If what Reich believes is correct, Clinton’s “safe” pick is not all that safe given the current state of the American electorate. And now, because I feel compelled, let’s bring Ralph Nader back into the mix, and return to our main point. If, regarding the Republicans, we are taking Nader’s and Ted Cruz’s advice, and voting our conscience, rather than simply voting against Hillary Clinton, then Donald Trump, a man who preys on voters’ fear and hate, should never appear with an X on one’s ballot. If you don’t understand this by now, brother or sister, you’re reading the wrong blog. As for the Democrats, though, if you’re voting strategically for Clinton to Trump, then there is concern that you’re implicitly sanctioning their own bad behavior, in the form of arrogance, tone-deafness, and an unwillingness to play by the rules, and thereby thinking they’re in the right, or worse, that this much simply doesn’t matter. Under this assumption, the Democrats, like the Republicans, can turn around after the election and say, “Well, you voted for us.” In this scenario, give the Nader his due—we, as voters, will have lost all leverage in convincing both parties to reform to better reflect the wishes of their constituents.

Ultimately, when it comes to my advice for your vote, I’ve already been very clear that voting for Donald Trump—are you hearing this, Ben Carson?—is really making a deal with the Devil.
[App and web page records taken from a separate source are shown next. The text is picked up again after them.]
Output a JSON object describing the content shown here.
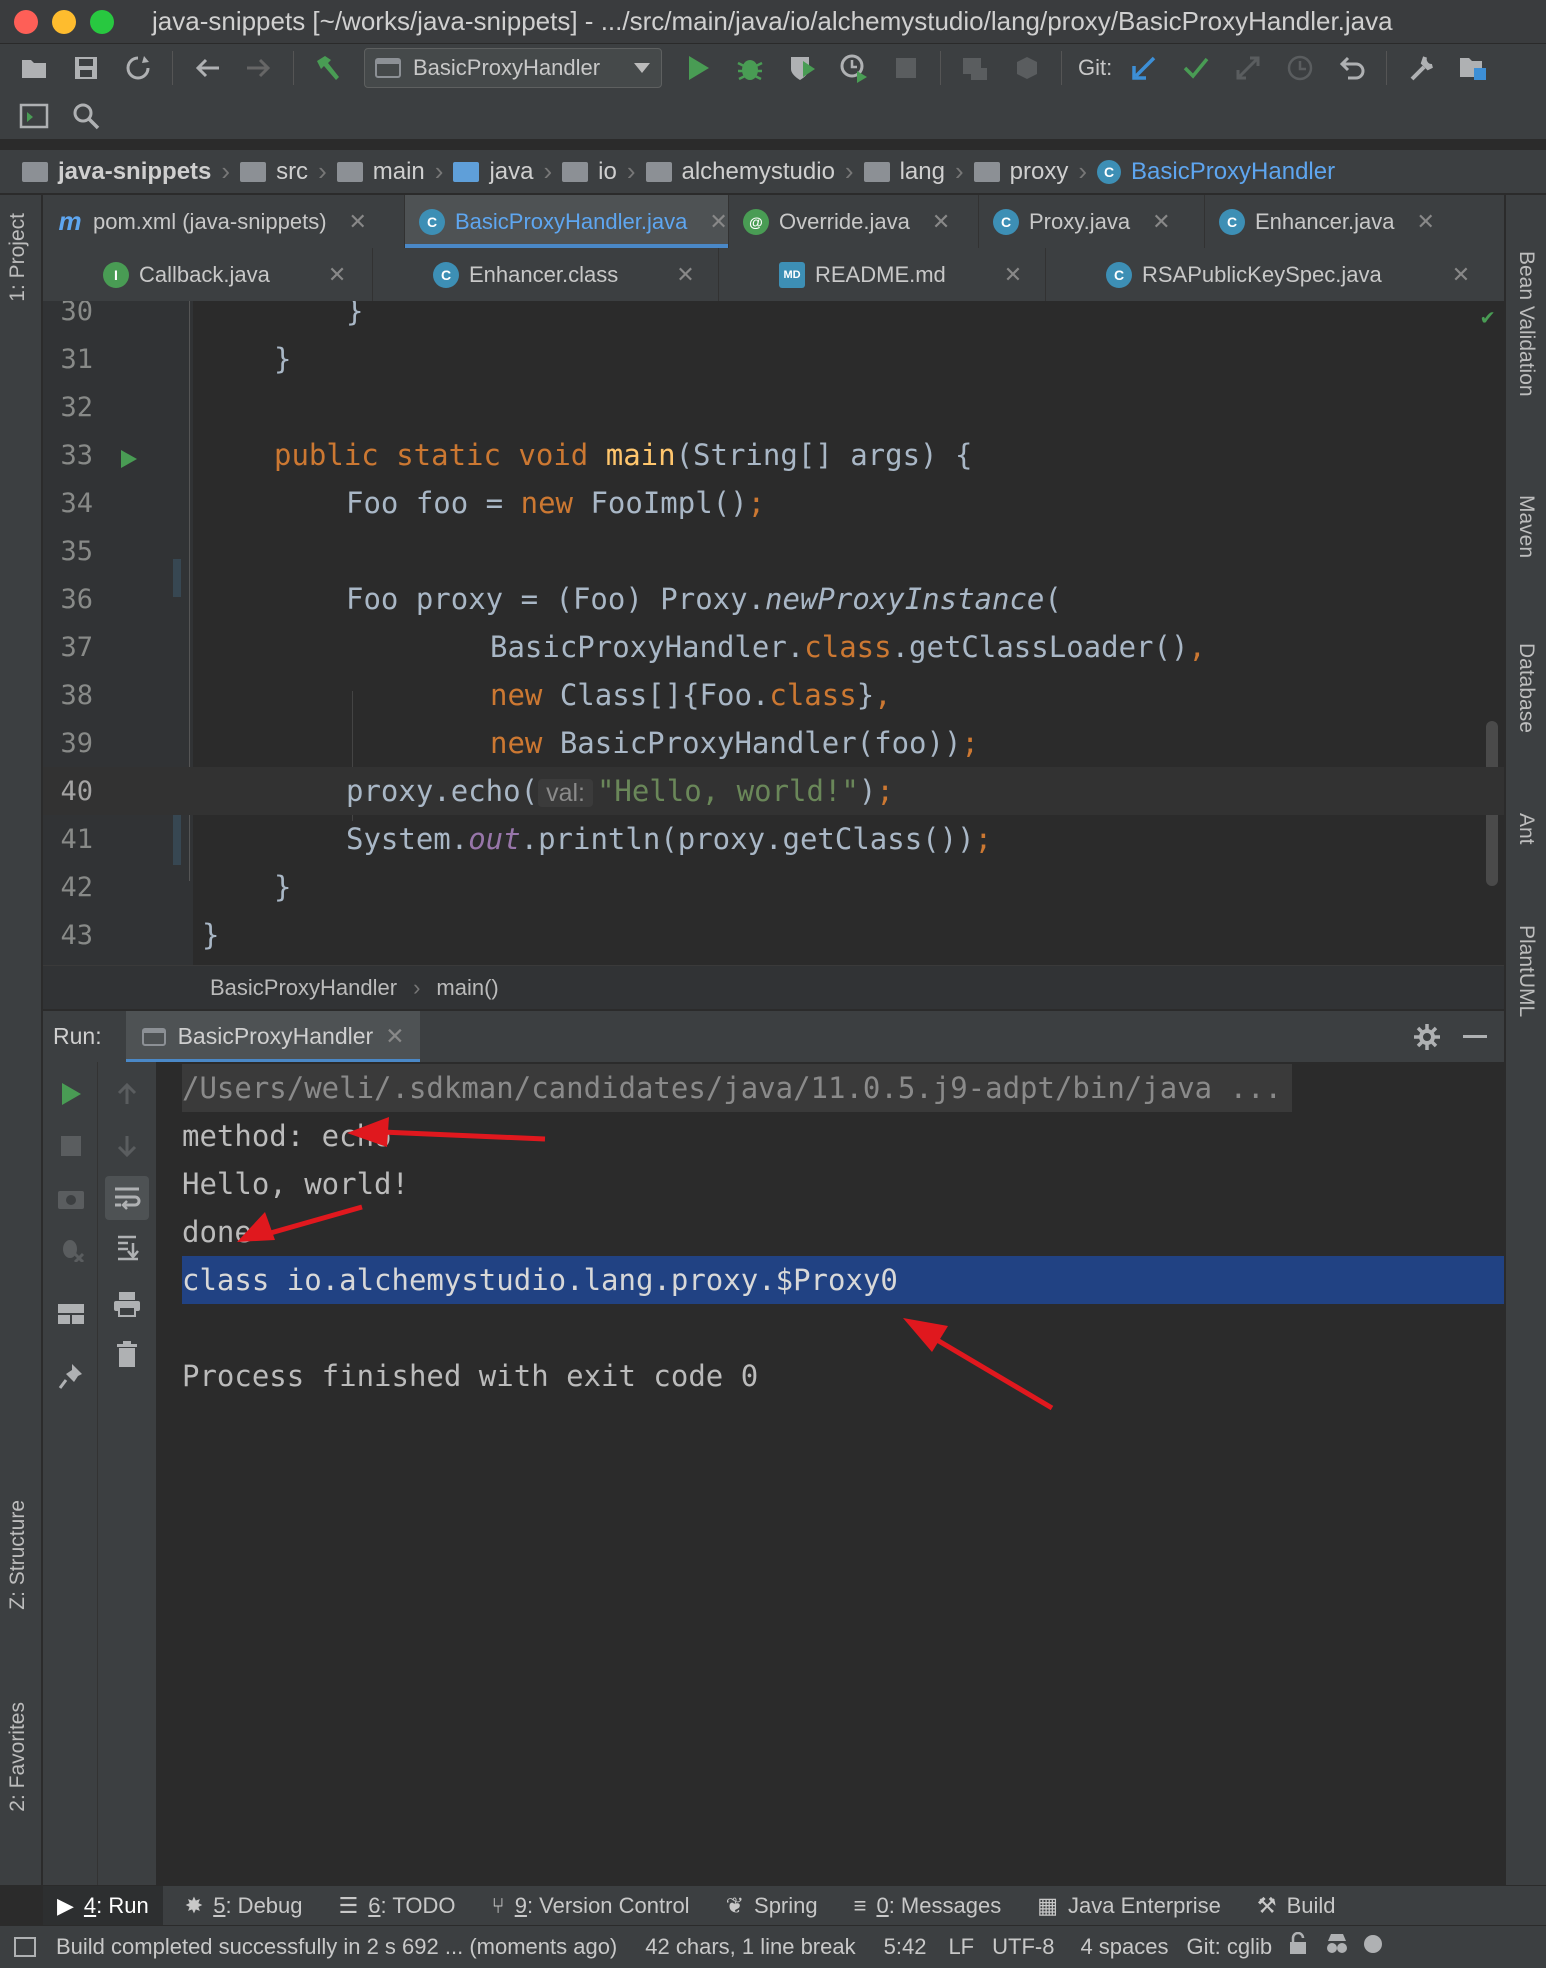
{
  "window": {
    "title": "java-snippets [~/works/java-snippets] - .../src/main/java/io/alchemystudio/lang/proxy/BasicProxyHandler.java"
  },
  "toolbar": {
    "run_config": "BasicProxyHandler",
    "git_label": "Git:"
  },
  "navbar": {
    "crumbs": [
      "java-snippets",
      "src",
      "main",
      "java",
      "io",
      "alchemystudio",
      "lang",
      "proxy",
      "BasicProxyHandler"
    ]
  },
  "left_stripe": {
    "project": "1: Project",
    "structure": "Z: Structure",
    "favorites": "2: Favorites"
  },
  "right_stripe": {
    "bean_validation": "Bean Validation",
    "maven": "Maven",
    "database": "Database",
    "ant": "Ant",
    "plantuml": "PlantUML"
  },
  "tabs": {
    "row1": [
      "pom.xml (java-snippets)",
      "BasicProxyHandler.java",
      "Override.java",
      "Proxy.java",
      "Enhancer.java"
    ],
    "row2": [
      "Callback.java",
      "Enhancer.class",
      "README.md",
      "RSAPublicKeySpec.java"
    ]
  },
  "editor": {
    "line_numbers": [
      "30",
      "31",
      "32",
      "33",
      "34",
      "35",
      "36",
      "37",
      "38",
      "39",
      "40",
      "41",
      "42",
      "43"
    ],
    "l30": "}",
    "l31": "}",
    "l33_kw": "public static void",
    "l33_fn": "main",
    "l33_rest": "(String[] args) {",
    "l34_a": "Foo foo = ",
    "l34_kw": "new",
    "l34_b": " FooImpl()",
    "l34_c": ";",
    "l36_a": "Foo proxy = (Foo) Proxy.",
    "l36_it": "newProxyInstance",
    "l36_b": "(",
    "l37_a": "BasicProxyHandler.",
    "l37_kw": "class",
    "l37_b": ".getClassLoader()",
    "l37_c": ",",
    "l38_kw": "new",
    "l38_a": " Class[]{Foo.",
    "l38_kw2": "class",
    "l38_b": "}",
    "l38_c": ",",
    "l39_kw": "new",
    "l39_a": " BasicProxyHandler(foo))",
    "l39_c": ";",
    "l40_a": "proxy.echo(",
    "l40_hint": "val:",
    "l40_str": "\"Hello, world!\"",
    "l40_b": ")",
    "l40_c": ";",
    "l41_a": "System.",
    "l41_static": "out",
    "l41_b": ".println(proxy.getClass())",
    "l41_c": ";",
    "l42": "}",
    "l43": "}"
  },
  "editor_breadcrumb": {
    "class": "BasicProxyHandler",
    "method": "main()"
  },
  "run": {
    "label": "Run:",
    "tab": "BasicProxyHandler",
    "console": {
      "cmd": "/Users/weli/.sdkman/candidates/java/11.0.5.j9-adpt/bin/java ...",
      "l1": "method: echo",
      "l2": "Hello, world!",
      "l3": "done",
      "l4": "class io.alchemystudio.lang.proxy.$Proxy0",
      "l6": "Process finished with exit code 0"
    }
  },
  "toolwindows": {
    "run_num": "4",
    "run": ": Run",
    "debug_num": "5",
    "debug": ": Debug",
    "todo_num": "6",
    "todo": ": TODO",
    "vcs_num": "9",
    "vcs": ": Version Control",
    "spring": "Spring",
    "messages_num": "0",
    "messages": ": Messages",
    "java_enterprise": "Java Enterprise",
    "build": "Build"
  },
  "status": {
    "message": "Build completed successfully in 2 s 692 ... (moments ago)",
    "selection": "42 chars, 1 line break",
    "position": "5:42",
    "line_sep": "LF",
    "encoding": "UTF-8",
    "indent": "4 spaces",
    "git": "Git: cglib"
  },
  "colors": {
    "accent_blue": "#4a88c7",
    "run_green": "#499c54",
    "annotation_red": "#e0181e",
    "selection_blue": "#214283"
  }
}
However, if you’re voting for Hillary Clinton, more and more I’m convinced the only reason to do so is to choose the lesser of two evils, and even that seems likes a poor justification when the Democratic Party has seemingly done everything they can to screw the pooch on this election, and again, little to earn your vote. So, if you’re planning to “throw your vote away,” as the saying goes, and come November, give Jill Stein or Gary Johnson your consideration, maybe you’re not wrong. Maybe this is your chance to tell the Democratic and Republican Parties to clean up their act or else stick it where the sun doesn’t shine, to send a message that we deserve better. Either way, you can fire back at your critics and say—however condescendingly—”Well, I didn’t vote for either Clinton or Trump.” Besides, regardless, even if, like in 2000, the presidential race is as close as could be in 2016, when it comes to brass tacks, it won’t be Johnson or Stein which costs either side the election. It will be Donald Trump or Hillary Clinton who loses.